Shanghai-based online shopping platform Ymatou is reportedly struggling with lower cash flow and tough business prospects.
Some sellers have complained that they have had to wait months to collect their debts on the platform since early 2022.
The company’s headquarters in Jing’an District was closed and there was speculation that the company would no longer be able to repay lenders and suppliers.
The Shanghai Daily tried to reach Ymatou by calling the phone number on its website, but no one answered.
The company said on Tuesday it had removed a number of sellers peddling counterfeit products from its platform, and those unable to collect their claims spread rumors that the company was refusing to pay the claims. suppliers and debts.
Ymatou officials said he did not lay off any employees even though his office was closed for the time being.
Last month, Zeng Bibo, the company’s founder and managing director, acknowledged in an open letter to vendors and suppliers that the company was facing increasing challenges, but pledged to do everything possible to keep the business going, stick to customer service and pay its debts.
Zeng said Ymatou had to close his office because the lease expired at the end of August, and he asked employees to work from home to reduce rental expenses.
He said he suspended payments to some sellers because they were selling fake merchandise and their online storefronts did not follow platform rules. He also said these vendors spread rumors that the company was bankrupt.
Imported digital retailers are still favored by domestic shoppers looking for overseas niche products, but individual sites face various challenges and find it harder to win back shoppers’ trust than trade giants. electronics like Alibaba and JD.
Zhang Zhouping, analyst at the Internet Economy Institute
The crisis facing Ymatou highlights the uncertainty and competitive landscape of the country’s online shopping environment, especially for imported goods.
Ymatou started its activity by proposing private sellers, or sourcing agents (daigou), a platform to sell niche foreign products to Chinese buyers and has gradually added small businesses and foreign brands to its offering.
Founded in 2010, Ymatou has since attracted hundreds of millions of yuan in venture capital investment and has been optimistic about building its own cross-border logistics facilities to speed up deliveries.
At its peak, the site had around 116 million users and over 80,000 foreign sellers.
But in recent years, he has faced challenges.

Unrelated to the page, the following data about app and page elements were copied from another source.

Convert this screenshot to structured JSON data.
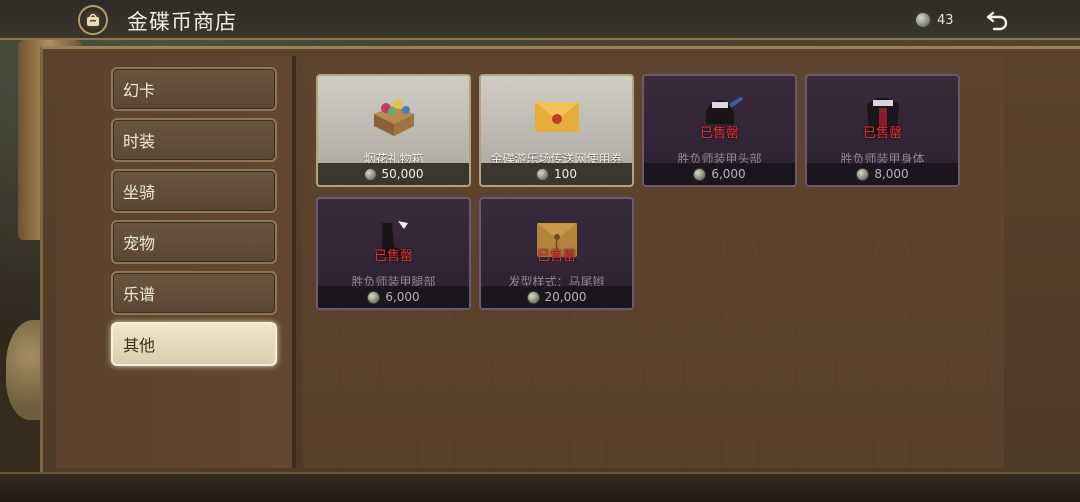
{
  "header": {
    "title": "金碟币商店",
    "coin_count": "43",
    "emblem_icon": "shop-bag-icon",
    "back_icon": "return-arrow-icon"
  },
  "categories": [
    {
      "label": "幻卡",
      "active": false
    },
    {
      "label": "时装",
      "active": false
    },
    {
      "label": "坐骑",
      "active": false
    },
    {
      "label": "宠物",
      "active": false
    },
    {
      "label": "乐谱",
      "active": false
    },
    {
      "label": "其他",
      "active": true
    }
  ],
  "items": [
    {
      "name": "烟花礼物箱",
      "price": "50,000",
      "sold_out": false,
      "icon": "gift-box-icon"
    },
    {
      "name": "金碟游乐场传送网使用券",
      "price": "100",
      "sold_out": false,
      "icon": "envelope-ticket-icon"
    },
    {
      "name": "胜负师装甲头部",
      "price": "6,000",
      "sold_out": true,
      "sold_text": "已售罄",
      "icon": "helmet-icon"
    },
    {
      "name": "胜负师装甲身体",
      "price": "8,000",
      "sold_out": true,
      "sold_text": "已售罄",
      "icon": "armor-body-icon"
    },
    {
      "name": "胜负师装甲腿部",
      "price": "6,000",
      "sold_out": true,
      "sold_text": "已售罄",
      "icon": "boots-icon"
    },
    {
      "name": "发型样式：马尾辫",
      "price": "20,000",
      "sold_out": true,
      "sold_text": "已售罄",
      "icon": "hairstyle-envelope-icon"
    }
  ],
  "colors": {
    "sold_out_text": "#e0323a",
    "active_tab": "#efe6ca"
  }
}
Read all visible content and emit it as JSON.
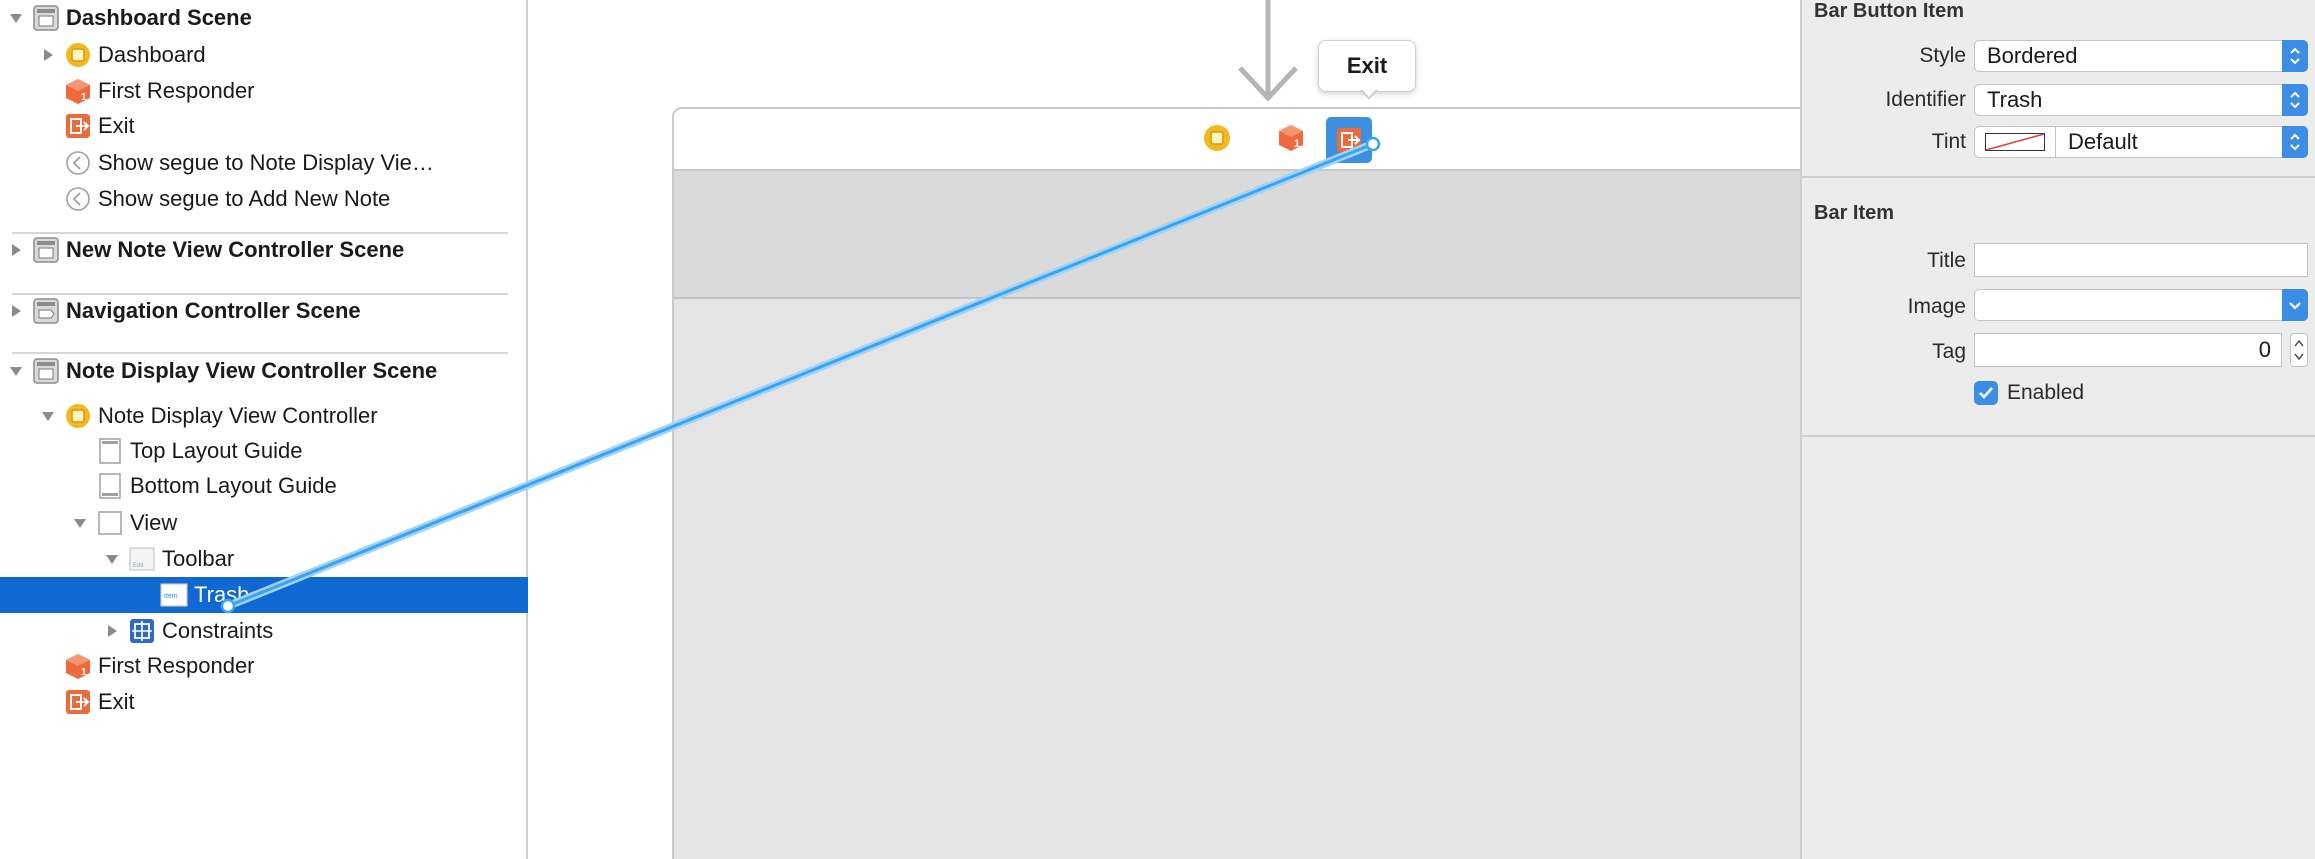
{
  "outline": {
    "rows": [
      {
        "label": "Dashboard Scene",
        "icon": "scene-icon",
        "disclosure": "expanded",
        "indent": 0,
        "bold": true
      },
      {
        "label": "Dashboard",
        "icon": "view-controller-icon",
        "disclosure": "collapsed",
        "indent": 1,
        "bold": false
      },
      {
        "label": "First Responder",
        "icon": "first-responder-icon",
        "disclosure": "none",
        "indent": 1,
        "bold": false
      },
      {
        "label": "Exit",
        "icon": "exit-icon",
        "disclosure": "none",
        "indent": 1,
        "bold": false
      },
      {
        "label": "Show segue to Note Display Vie…",
        "icon": "segue-icon",
        "disclosure": "none",
        "indent": 1,
        "bold": false
      },
      {
        "label": "Show segue to Add New Note",
        "icon": "segue-icon",
        "disclosure": "none",
        "indent": 1,
        "bold": false
      },
      {
        "label": "New Note View Controller Scene",
        "icon": "scene-icon",
        "disclosure": "collapsed",
        "indent": 0,
        "bold": true
      },
      {
        "label": "Navigation Controller Scene",
        "icon": "nav-scene-icon",
        "disclosure": "collapsed",
        "indent": 0,
        "bold": true
      },
      {
        "label": "Note Display View Controller Scene",
        "icon": "scene-icon",
        "disclosure": "expanded",
        "indent": 0,
        "bold": true
      },
      {
        "label": "Note Display View Controller",
        "icon": "view-controller-icon",
        "disclosure": "expanded",
        "indent": 1,
        "bold": false
      },
      {
        "label": "Top Layout Guide",
        "icon": "top-layout-guide-icon",
        "disclosure": "none",
        "indent": 2,
        "bold": false
      },
      {
        "label": "Bottom Layout Guide",
        "icon": "bottom-layout-guide-icon",
        "disclosure": "none",
        "indent": 2,
        "bold": false
      },
      {
        "label": "View",
        "icon": "view-icon",
        "disclosure": "expanded",
        "indent": 2,
        "bold": false
      },
      {
        "label": "Toolbar",
        "icon": "toolbar-icon",
        "disclosure": "expanded",
        "indent": 3,
        "bold": false
      },
      {
        "label": "Trash",
        "icon": "bar-button-item-icon",
        "disclosure": "none",
        "indent": 4,
        "bold": false,
        "selected": true
      },
      {
        "label": "Constraints",
        "icon": "constraints-icon",
        "disclosure": "collapsed",
        "indent": 3,
        "bold": false
      },
      {
        "label": "First Responder",
        "icon": "first-responder-icon",
        "disclosure": "none",
        "indent": 1,
        "bold": false
      },
      {
        "label": "Exit",
        "icon": "exit-icon",
        "disclosure": "none",
        "indent": 1,
        "bold": false
      }
    ]
  },
  "canvas": {
    "tooltip": "Exit",
    "dock_icons": [
      "view-controller-icon",
      "first-responder-icon",
      "exit-icon"
    ],
    "connection_color": "#3ba3f0"
  },
  "inspector": {
    "bar_button_item": {
      "title": "Bar Button Item",
      "style_label": "Style",
      "style_value": "Bordered",
      "identifier_label": "Identifier",
      "identifier_value": "Trash",
      "tint_label": "Tint",
      "tint_value": "Default"
    },
    "bar_item": {
      "title": "Bar Item",
      "title_label": "Title",
      "title_value": "",
      "image_label": "Image",
      "image_value": "",
      "tag_label": "Tag",
      "tag_value": "0",
      "enabled_label": "Enabled",
      "enabled_checked": true
    }
  },
  "colors": {
    "selection": "#1069d3",
    "accent": "#3b8ee4",
    "exit_orange": "#ee6a3c",
    "vc_yellow": "#f1b821"
  }
}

Unlike overseas-based product providers like Tmall Global, JD Worldwide and Kaola, Alibaba’s import e-commerce unit, which allow brands to set up official flagship stores, Ymatou lags behind in terms of supply chain, delivery and customer service.
Many shoppers have taken to social media to complain about counterfeit or substandard products being sold without proper subsequent customer service.
The online customer complaints segment of Chinese social media Sina Weibo has received hundreds of requests for Ymatou to properly handle refunds and after-sales service.
An online shopper dubbed “Forest Island 518” complained that she asked for a refund for face masks she bought in early August, but the seller delayed her request for about a month.
Ymatou’s business performance and buyer sentiments have been adverse as pandemic restrictions have limited deliveries of imported goods. Some said it took them several months to receive their purchases from foreign sellers.
Chinese internet consultancy iiMedia said Ymatou only had around 5% market share compared to market leaders like Tmall and JD which together held more than 50% market share.
Cross-border e-commerce is still booming, with the total market size growing 14% in 2021 to 3.2 trillion yuan ($460 billion) and a consumer base of 155 million, according to the firm. private consultancy Internet Economy Institute.
Last year, Ymatou tested the waters with new offline stores offering imported goods at lower prices than duty-free shops in cities like Shanghai and Chongqing that leveraged livestreaming sessions to win back customers. buyers.
Imported digital retailers are still favored by domestic shoppers looking for overseas niche products, but individual sites face various challenges and have a harder time regaining buyer trust than trade giants. electronics like Alibaba and JD, said analyst Zhang Zhouping of the Internet Economy Institute. .
“Customers now have a wide range of shopping sites to choose from, and even niche imported products are not hard to buy from domestic retailers right now,” Zhang said. “It’s hard to differentiate what they offer given the highly competitive landscape.”